#### Exercise brief:
Repeat all of the data exactly. Leave nothing out.

#### Data for processing:
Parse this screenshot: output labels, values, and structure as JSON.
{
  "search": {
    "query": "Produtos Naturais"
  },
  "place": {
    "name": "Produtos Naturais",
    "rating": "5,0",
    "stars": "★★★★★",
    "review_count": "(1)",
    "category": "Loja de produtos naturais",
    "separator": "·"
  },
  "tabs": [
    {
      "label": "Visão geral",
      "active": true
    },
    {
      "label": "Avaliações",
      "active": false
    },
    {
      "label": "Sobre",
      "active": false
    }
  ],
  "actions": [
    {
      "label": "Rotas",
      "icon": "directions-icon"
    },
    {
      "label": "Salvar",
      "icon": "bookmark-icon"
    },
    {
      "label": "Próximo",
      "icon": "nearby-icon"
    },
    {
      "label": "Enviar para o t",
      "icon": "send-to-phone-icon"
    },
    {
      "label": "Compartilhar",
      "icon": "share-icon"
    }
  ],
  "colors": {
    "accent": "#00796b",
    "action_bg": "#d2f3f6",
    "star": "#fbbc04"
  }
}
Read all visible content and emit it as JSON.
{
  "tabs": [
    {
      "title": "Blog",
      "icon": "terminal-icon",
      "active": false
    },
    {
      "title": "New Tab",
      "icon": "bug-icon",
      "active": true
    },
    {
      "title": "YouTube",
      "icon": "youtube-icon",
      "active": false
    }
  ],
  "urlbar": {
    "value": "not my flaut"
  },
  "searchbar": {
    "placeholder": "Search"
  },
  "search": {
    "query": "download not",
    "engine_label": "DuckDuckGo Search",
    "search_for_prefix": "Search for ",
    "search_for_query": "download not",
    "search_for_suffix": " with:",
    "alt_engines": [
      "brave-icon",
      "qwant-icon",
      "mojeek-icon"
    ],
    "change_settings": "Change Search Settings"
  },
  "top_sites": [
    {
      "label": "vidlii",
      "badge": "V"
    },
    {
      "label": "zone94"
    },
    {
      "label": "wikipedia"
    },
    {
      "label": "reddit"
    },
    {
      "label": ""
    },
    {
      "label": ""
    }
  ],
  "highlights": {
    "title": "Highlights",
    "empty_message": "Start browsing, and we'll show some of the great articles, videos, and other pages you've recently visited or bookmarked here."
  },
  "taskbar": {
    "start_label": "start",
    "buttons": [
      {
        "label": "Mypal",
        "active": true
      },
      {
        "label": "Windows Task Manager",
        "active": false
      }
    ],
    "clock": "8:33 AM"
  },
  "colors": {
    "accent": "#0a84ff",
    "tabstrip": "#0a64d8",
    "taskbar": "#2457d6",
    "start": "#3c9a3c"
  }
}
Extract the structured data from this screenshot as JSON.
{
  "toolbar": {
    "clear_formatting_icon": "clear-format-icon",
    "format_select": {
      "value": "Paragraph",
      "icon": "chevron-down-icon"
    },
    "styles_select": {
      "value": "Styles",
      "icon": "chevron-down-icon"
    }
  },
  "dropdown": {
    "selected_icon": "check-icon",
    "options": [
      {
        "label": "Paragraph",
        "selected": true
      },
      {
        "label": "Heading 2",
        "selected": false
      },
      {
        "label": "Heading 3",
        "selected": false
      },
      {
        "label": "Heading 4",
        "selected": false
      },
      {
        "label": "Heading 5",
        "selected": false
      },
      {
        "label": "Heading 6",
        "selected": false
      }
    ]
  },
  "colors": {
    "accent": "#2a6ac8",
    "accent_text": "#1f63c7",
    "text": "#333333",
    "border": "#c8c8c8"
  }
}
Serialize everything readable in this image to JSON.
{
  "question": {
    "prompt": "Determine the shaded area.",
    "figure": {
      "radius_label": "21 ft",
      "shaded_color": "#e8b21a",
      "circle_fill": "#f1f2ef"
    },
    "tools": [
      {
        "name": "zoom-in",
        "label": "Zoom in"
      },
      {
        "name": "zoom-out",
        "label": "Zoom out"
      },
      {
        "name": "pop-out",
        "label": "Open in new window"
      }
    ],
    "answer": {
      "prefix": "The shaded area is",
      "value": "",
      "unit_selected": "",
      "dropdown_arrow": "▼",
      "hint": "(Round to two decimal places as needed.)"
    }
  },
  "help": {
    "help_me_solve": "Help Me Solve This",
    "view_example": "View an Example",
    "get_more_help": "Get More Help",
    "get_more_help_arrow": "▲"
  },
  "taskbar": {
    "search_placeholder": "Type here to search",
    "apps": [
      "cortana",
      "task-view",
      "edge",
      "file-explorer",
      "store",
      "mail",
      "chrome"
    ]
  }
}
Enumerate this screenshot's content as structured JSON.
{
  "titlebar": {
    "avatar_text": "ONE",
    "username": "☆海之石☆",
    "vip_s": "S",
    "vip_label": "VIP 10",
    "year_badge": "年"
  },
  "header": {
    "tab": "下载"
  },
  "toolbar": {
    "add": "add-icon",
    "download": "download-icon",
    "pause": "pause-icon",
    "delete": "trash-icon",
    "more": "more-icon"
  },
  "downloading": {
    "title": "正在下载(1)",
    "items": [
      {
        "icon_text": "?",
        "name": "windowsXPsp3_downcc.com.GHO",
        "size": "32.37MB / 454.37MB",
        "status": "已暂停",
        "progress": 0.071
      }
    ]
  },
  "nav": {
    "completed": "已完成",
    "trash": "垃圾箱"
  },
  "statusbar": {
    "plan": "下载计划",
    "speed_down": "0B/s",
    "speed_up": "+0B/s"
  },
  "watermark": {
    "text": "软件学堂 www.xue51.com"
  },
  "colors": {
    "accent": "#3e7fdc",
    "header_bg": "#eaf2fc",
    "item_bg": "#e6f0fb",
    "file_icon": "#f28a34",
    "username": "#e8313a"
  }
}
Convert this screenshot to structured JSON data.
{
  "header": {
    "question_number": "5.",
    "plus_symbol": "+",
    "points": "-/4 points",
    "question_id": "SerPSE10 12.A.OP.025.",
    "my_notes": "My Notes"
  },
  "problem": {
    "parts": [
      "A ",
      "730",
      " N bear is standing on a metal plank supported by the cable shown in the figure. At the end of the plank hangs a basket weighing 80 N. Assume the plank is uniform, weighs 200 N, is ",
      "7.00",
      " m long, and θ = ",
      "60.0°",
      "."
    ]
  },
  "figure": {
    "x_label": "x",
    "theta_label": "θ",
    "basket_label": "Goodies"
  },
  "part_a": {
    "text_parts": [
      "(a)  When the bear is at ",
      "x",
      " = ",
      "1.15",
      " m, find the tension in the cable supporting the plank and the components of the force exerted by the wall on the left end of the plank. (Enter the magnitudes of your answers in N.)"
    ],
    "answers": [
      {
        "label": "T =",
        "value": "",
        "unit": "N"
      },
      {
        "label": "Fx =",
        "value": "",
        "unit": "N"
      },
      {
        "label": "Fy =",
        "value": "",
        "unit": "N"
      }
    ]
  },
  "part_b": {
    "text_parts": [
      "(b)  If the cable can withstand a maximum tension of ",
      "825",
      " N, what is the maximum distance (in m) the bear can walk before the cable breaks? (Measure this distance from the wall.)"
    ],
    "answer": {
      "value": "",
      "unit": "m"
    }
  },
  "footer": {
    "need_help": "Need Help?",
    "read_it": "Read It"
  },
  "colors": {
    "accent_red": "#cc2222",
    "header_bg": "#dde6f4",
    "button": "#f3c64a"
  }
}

#### Task response:
Parse this screenshot: output labels, values, and structure as JSON.
{
  "search": {
    "query": "Produtos Naturais"
  },
  "place": {
    "name": "Produtos Naturais",
    "rating": "5,0",
    "stars": "★★★★★",
    "review_count": "(1)",
    "category": "Loja de produtos naturais",
    "separator": "·"
  },
  "tabs": [
    {
      "label": "Visão geral",
      "active": true
    },
    {
      "label": "Avaliações",
      "active": false
    },
    {
      "label": "Sobre",
      "active": false
    }
  ],
  "actions": [
    {
      "label": "Rotas",
      "icon": "directions-icon"
    },
    {
      "label": "Salvar",
      "icon": "bookmark-icon"
    },
    {
      "label": "Próximo",
      "icon": "nearby-icon"
    },
    {
      "label": "Enviar para o t",
      "icon": "send-to-phone-icon"
    },
    {
      "label": "Compartilhar",
      "icon": "share-icon"
    }
  ],
  "colors": {
    "accent": "#00796b",
    "action_bg": "#d2f3f6",
    "star": "#fbbc04"
  }
}
Read all visible content and emit it as JSON.
{
  "tabs": [
    {
      "title": "Blog",
      "icon": "terminal-icon",
      "active": false
    },
    {
      "title": "New Tab",
      "icon": "bug-icon",
      "active": true
    },
    {
      "title": "YouTube",
      "icon": "youtube-icon",
      "active": false
    }
  ],
  "urlbar": {
    "value": "not my flaut"
  },
  "searchbar": {
    "placeholder": "Search"
  },
  "search": {
    "query": "download not",
    "engine_label": "DuckDuckGo Search",
    "search_for_prefix": "Search for ",
    "search_for_query": "download not",
    "search_for_suffix": " with:",
    "alt_engines": [
      "brave-icon",
      "qwant-icon",
      "mojeek-icon"
    ],
    "change_settings": "Change Search Settings"
  },
  "top_sites": [
    {
      "label": "vidlii",
      "badge": "V"
    },
    {
      "label": "zone94"
    },
    {
      "label": "wikipedia"
    },
    {
      "label": "reddit"
    },
    {
      "label": ""
    },
    {
      "label": ""
    }
  ],
  "highlights": {
    "title": "Highlights",
    "empty_message": "Start browsing, and we'll show some of the great articles, videos, and other pages you've recently visited or bookmarked here."
  },
  "taskbar": {
    "start_label": "start",
    "buttons": [
      {
        "label": "Mypal",
        "active": true
      },
      {
        "label": "Windows Task Manager",
        "active": false
      }
    ],
    "clock": "8:33 AM"
  },
  "colors": {
    "accent": "#0a84ff",
    "tabstrip": "#0a64d8",
    "taskbar": "#2457d6",
    "start": "#3c9a3c"
  }
}
Extract the structured data from this screenshot as JSON.
{
  "toolbar": {
    "clear_formatting_icon": "clear-format-icon",
    "format_select": {
      "value": "Paragraph",
      "icon": "chevron-down-icon"
    },
    "styles_select": {
      "value": "Styles",
      "icon": "chevron-down-icon"
    }
  },
  "dropdown": {
    "selected_icon": "check-icon",
    "options": [
      {
        "label": "Paragraph",
        "selected": true
      },
      {
        "label": "Heading 2",
        "selected": false
      },
      {
        "label": "Heading 3",
        "selected": false
      },
      {
        "label": "Heading 4",
        "selected": false
      },
      {
        "label": "Heading 5",
        "selected": false
      },
      {
        "label": "Heading 6",
        "selected": false
      }
    ]
  },
  "colors": {
    "accent": "#2a6ac8",
    "accent_text": "#1f63c7",
    "text": "#333333",
    "border": "#c8c8c8"
  }
}
Serialize everything readable in this image to JSON.
{
  "question": {
    "prompt": "Determine the shaded area.",
    "figure": {
      "radius_label": "21 ft",
      "shaded_color": "#e8b21a",
      "circle_fill": "#f1f2ef"
    },
    "tools": [
      {
        "name": "zoom-in",
        "label": "Zoom in"
      },
      {
        "name": "zoom-out",
        "label": "Zoom out"
      },
      {
        "name": "pop-out",
        "label": "Open in new window"
      }
    ],
    "answer": {
      "prefix": "The shaded area is",
      "value": "",
      "unit_selected": "",
      "dropdown_arrow": "▼",
      "hint": "(Round to two decimal places as needed.)"
    }
  },
  "help": {
    "help_me_solve": "Help Me Solve This",
    "view_example": "View an Example",
    "get_more_help": "Get More Help",
    "get_more_help_arrow": "▲"
  },
  "taskbar": {
    "search_placeholder": "Type here to search",
    "apps": [
      "cortana",
      "task-view",
      "edge",
      "file-explorer",
      "store",
      "mail",
      "chrome"
    ]
  }
}
Enumerate this screenshot's content as structured JSON.
{
  "titlebar": {
    "avatar_text": "ONE",
    "username": "☆海之石☆",
    "vip_s": "S",
    "vip_label": "VIP 10",
    "year_badge": "年"
  },
  "header": {
    "tab": "下载"
  },
  "toolbar": {
    "add": "add-icon",
    "download": "download-icon",
    "pause": "pause-icon",
    "delete": "trash-icon",
    "more": "more-icon"
  },
  "downloading": {
    "title": "正在下载(1)",
    "items": [
      {
        "icon_text": "?",
        "name": "windowsXPsp3_downcc.com.GHO",
        "size": "32.37MB / 454.37MB",
        "status": "已暂停",
        "progress": 0.071
      }
    ]
  },
  "nav": {
    "completed": "已完成",
    "trash": "垃圾箱"
  },
  "statusbar": {
    "plan": "下载计划",
    "speed_down": "0B/s",
    "speed_up": "+0B/s"
  },
  "watermark": {
    "text": "软件学堂 www.xue51.com"
  },
  "colors": {
    "accent": "#3e7fdc",
    "header_bg": "#eaf2fc",
    "item_bg": "#e6f0fb",
    "file_icon": "#f28a34",
    "username": "#e8313a"
  }
}
Convert this screenshot to structured JSON data.
{
  "header": {
    "question_number": "5.",
    "plus_symbol": "+",
    "points": "-/4 points",
    "question_id": "SerPSE10 12.A.OP.025.",
    "my_notes": "My Notes"
  },
  "problem": {
    "parts": [
      "A ",
      "730",
      " N bear is standing on a metal plank supported by the cable shown in the figure. At the end of the plank hangs a basket weighing 80 N. Assume the plank is uniform, weighs 200 N, is ",
      "7.00",
      " m long, and θ = ",
      "60.0°",
      "."
    ]
  },
  "figure": {
    "x_label": "x",
    "theta_label": "θ",
    "basket_label": "Goodies"
  },
  "part_a": {
    "text_parts": [
      "(a)  When the bear is at ",
      "x",
      " = ",
      "1.15",
      " m, find the tension in the cable supporting the plank and the components of the force exerted by the wall on the left end of the plank. (Enter the magnitudes of your answers in N.)"
    ],
    "answers": [
      {
        "label": "T =",
        "value": "",
        "unit": "N"
      },
      {
        "label": "Fx =",
        "value": "",
        "unit": "N"
      },
      {
        "label": "Fy =",
        "value": "",
        "unit": "N"
      }
    ]
  },
  "part_b": {
    "text_parts": [
      "(b)  If the cable can withstand a maximum tension of ",
      "825",
      " N, what is the maximum distance (in m) the bear can walk before the cable breaks? (Measure this distance from the wall.)"
    ],
    "answer": {
      "value": "",
      "unit": "m"
    }
  },
  "footer": {
    "need_help": "Need Help?",
    "read_it": "Read It"
  },
  "colors": {
    "accent_red": "#cc2222",
    "header_bg": "#dde6f4",
    "button": "#f3c64a"
  }
}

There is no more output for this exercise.